Complex Dynamic Systems View on Conceptual Change: How a Picture of Students’ Intuitive Conceptions Accrue From Dynamically Robust Task Dependent Learning Outcomes

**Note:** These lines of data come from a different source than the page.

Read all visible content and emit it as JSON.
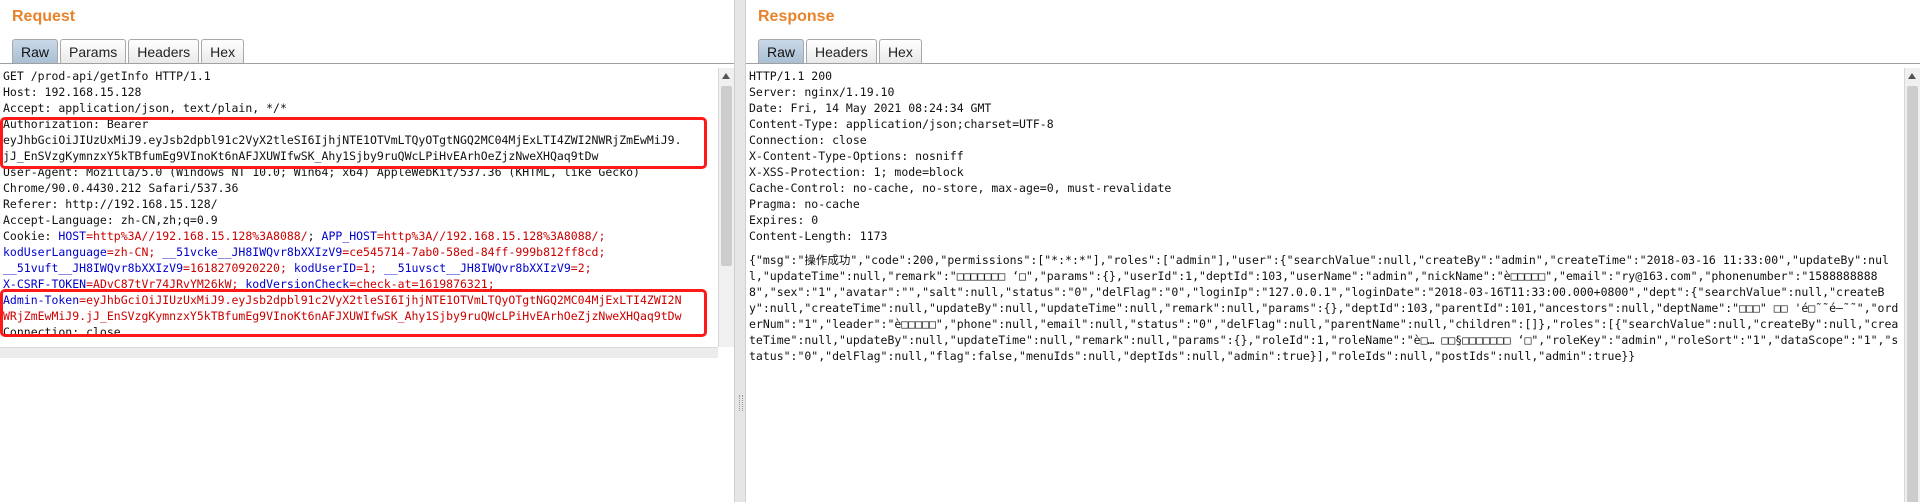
{
  "request": {
    "title": "Request",
    "tabs": [
      "Raw",
      "Params",
      "Headers",
      "Hex"
    ],
    "active_tab": "Raw",
    "lines": [
      "GET /prod-api/getInfo HTTP/1.1",
      "Host: 192.168.15.128",
      "Accept: application/json, text/plain, */*",
      "Authorization: Bearer",
      "eyJhbGciOiJIUzUxMiJ9.eyJsb2dpbl91c2VyX2tleSI6IjhjNTE1OTVmLTQyOTgtNGQ2MC04MjExLTI4ZWI2NWRjZmEwMiJ9.",
      "jJ_EnSVzgKymnzxY5kTBfumEg9VInoKt6nAFJXUWIfwSK_Ahy1Sjby9ruQWcLPiHvEArhOeZjzNweXHQaq9tDw",
      "User-Agent: Mozilla/5.0 (Windows NT 10.0; Win64; x64) AppleWebKit/537.36 (KHTML, like Gecko)",
      "Chrome/90.0.4430.212 Safari/537.36",
      "Referer: http://192.168.15.128/",
      "Accept-Language: zh-CN,zh;q=0.9"
    ],
    "cookie_label": "Cookie: ",
    "cookie_rows": [
      [
        [
          "HOST",
          "=http%3A//192.168.15.128%3A8088/"
        ],
        [
          "APP_HOST",
          "=http%3A//192.168.15.128%3A8088/;"
        ]
      ],
      [
        [
          "kodUserLanguage",
          "=zh-CN;"
        ],
        [
          "__51vcke__JH8IWQvr8bXXIzV9",
          "=ce545714-7ab0-58ed-84ff-999b812ff8cd;"
        ]
      ],
      [
        [
          "__51vuft__JH8IWQvr8bXXIzV9",
          "=1618270920220;"
        ],
        [
          "kodUserID",
          "=1;"
        ],
        [
          "__51uvsct__JH8IWQvr8bXXIzV9",
          "=2;"
        ]
      ],
      [
        [
          "X-CSRF-TOKEN",
          "=ADvC87tVr74JRvYM26kW;"
        ],
        [
          "kodVersionCheck",
          "=check-at=1619876321;"
        ]
      ]
    ],
    "admin_token_key": "Admin-Token",
    "admin_token_value_1": "=eyJhbGciOiJIUzUxMiJ9.eyJsb2dpbl91c2VyX2tleSI6IjhjNTE1OTVmLTQyOTgtNGQ2MC04MjExLTI4ZWI2N",
    "admin_token_value_2": "WRjZmEwMiJ9.jJ_EnSVzgKymnzxY5kTBfumEg9VInoKt6nAFJXUWIfwSK_Ahy1Sjby9ruQWcLPiHvEArhOeZjzNweXHQaq9tDw",
    "last_line": "Connection: close"
  },
  "response": {
    "title": "Response",
    "tabs": [
      "Raw",
      "Headers",
      "Hex"
    ],
    "active_tab": "Raw",
    "lines": [
      "HTTP/1.1 200",
      "Server: nginx/1.19.10",
      "Date: Fri, 14 May 2021 08:24:34 GMT",
      "Content-Type: application/json;charset=UTF-8",
      "Connection: close",
      "X-Content-Type-Options: nosniff",
      "X-XSS-Protection: 1; mode=block",
      "Cache-Control: no-cache, no-store, max-age=0, must-revalidate",
      "Pragma: no-cache",
      "Expires: 0",
      "Content-Length: 1173"
    ],
    "body": "{\"msg\":\"操作成功\",\"code\":200,\"permissions\":[\"*:*:*\"],\"roles\":[\"admin\"],\"user\":{\"searchValue\":null,\"createBy\":\"admin\",\"createTime\":\"2018-03-16 11:33:00\",\"updateBy\":null,\"updateTime\":null,\"remark\":\"□□□□□□□ ‘□\",\"params\":{},\"userId\":1,\"deptId\":103,\"userName\":\"admin\",\"nickName\":\"è□□□□□\",\"email\":\"ry@163.com\",\"phonenumber\":\"15888888888\",\"sex\":\"1\",\"avatar\":\"\",\"salt\":null,\"status\":\"0\",\"delFlag\":\"0\",\"loginIp\":\"127.0.0.1\",\"loginDate\":\"2018-03-16T11:33:00.000+0800\",\"dept\":{\"searchValue\":null,\"createBy\":null,\"createTime\":null,\"updateBy\":null,\"updateTime\":null,\"remark\":null,\"params\":{},\"deptId\":103,\"parentId\":101,\"ancestors\":null,\"deptName\":\"□□□\" □□ 'é□˜˜é—˜˜\",\"orderNum\":\"1\",\"leader\":\"è□□□□□\",\"phone\":null,\"email\":null,\"status\":\"0\",\"delFlag\":null,\"parentName\":null,\"children\":[]},\"roles\":[{\"searchValue\":null,\"createBy\":null,\"createTime\":null,\"updateBy\":null,\"updateTime\":null,\"remark\":null,\"params\":{},\"roleId\":1,\"roleName\":\"è□… □□§□□□□□□□ ‘□\",\"roleKey\":\"admin\",\"roleSort\":\"1\",\"dataScope\":\"1\",\"status\":\"0\",\"delFlag\":null,\"flag\":false,\"menuIds\":null,\"deptIds\":null,\"admin\":true}],\"roleIds\":null,\"postIds\":null,\"admin\":true}}"
  },
  "colors": {
    "accent": "#e8832a",
    "highlight_border": "#ff1a1a",
    "param_key": "#0000cc",
    "param_value": "#cc0000"
  }
}
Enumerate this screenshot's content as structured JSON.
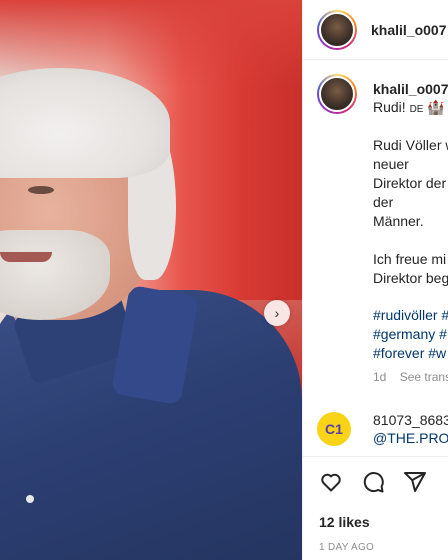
{
  "post": {
    "next_icon": "chevron-right-icon"
  },
  "header": {
    "username": "khalil_o007"
  },
  "caption": {
    "username": "khalil_o007",
    "first_line": "Rudi!",
    "flag": "DE",
    "emoji": "castle",
    "lines": [
      "Rudi Völler w",
      "neuer",
      "Direktor der",
      "der",
      "Männer.",
      "",
      "Ich freue mi",
      "Direktor beg"
    ],
    "hashtags": [
      "#rudivöller #",
      "#germany #",
      "#forever #w"
    ],
    "time": "1d",
    "see_translation": "See trans"
  },
  "comment2": {
    "avatar_label": "C1",
    "username": "81073_8683",
    "mention": "@THE.PROM"
  },
  "actions": {
    "like_icon": "heart-icon",
    "comment_icon": "comment-icon",
    "share_icon": "share-icon"
  },
  "likes": "12 likes",
  "date": "1 DAY AGO"
}
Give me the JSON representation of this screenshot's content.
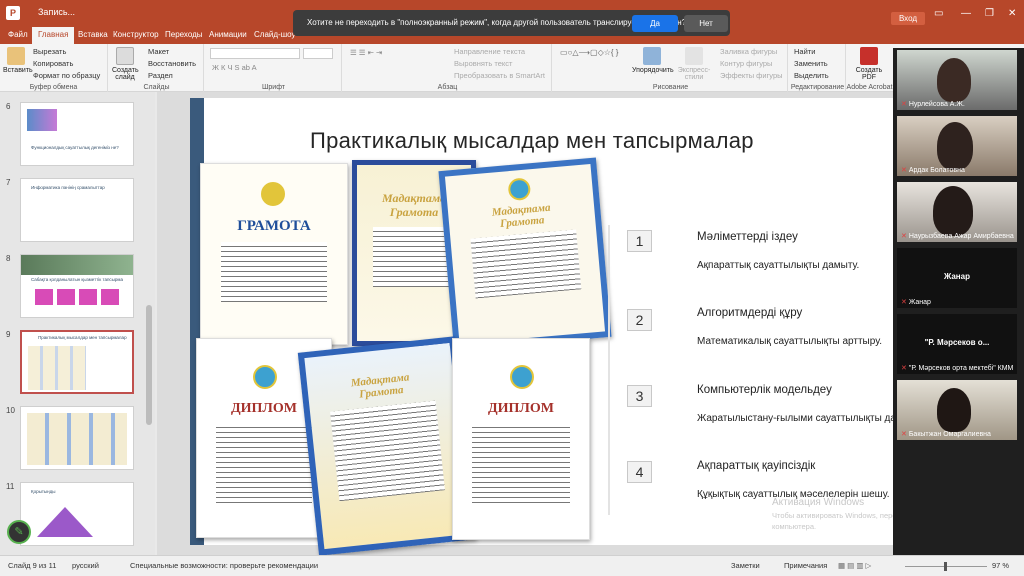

We discuss here conceptual change and the formation of robust learning outcomes from the viewpoint of complex dynamic systems (CDS). The CDS view considers students’ conceptions as context dependent and multifaceted structures which depend on the context of their application. In the CDS view the conceptual patterns (i.e. intuitive conceptions here) may be robust in a certain situation but are not formed, at least not as robust ones, in another situation. The stability is then thought to arise dynamically in a variety of ways and not so much to mirror rigid ontological categories or static intuitive conceptions. We use computational modelling to understand the generic dynamic and emergent features of that phenomenon. The model is highly simplified and idealized, but it shows how context dependence, described here by an epistemic landscape structure, leads to the formation of context dependent robust states that can be viewed as attractors in learning, and how owing to the sharply defined nature of these states, learning appears as a progression of switches from one state to another, giving thus the appearance of conceptual change as switches from one robust state to another. Finally, we discuss the implications of the results in directing attention to the design of learning tasks and their structure, and how empirically accessible learning outcomes might be related to these underlying factors.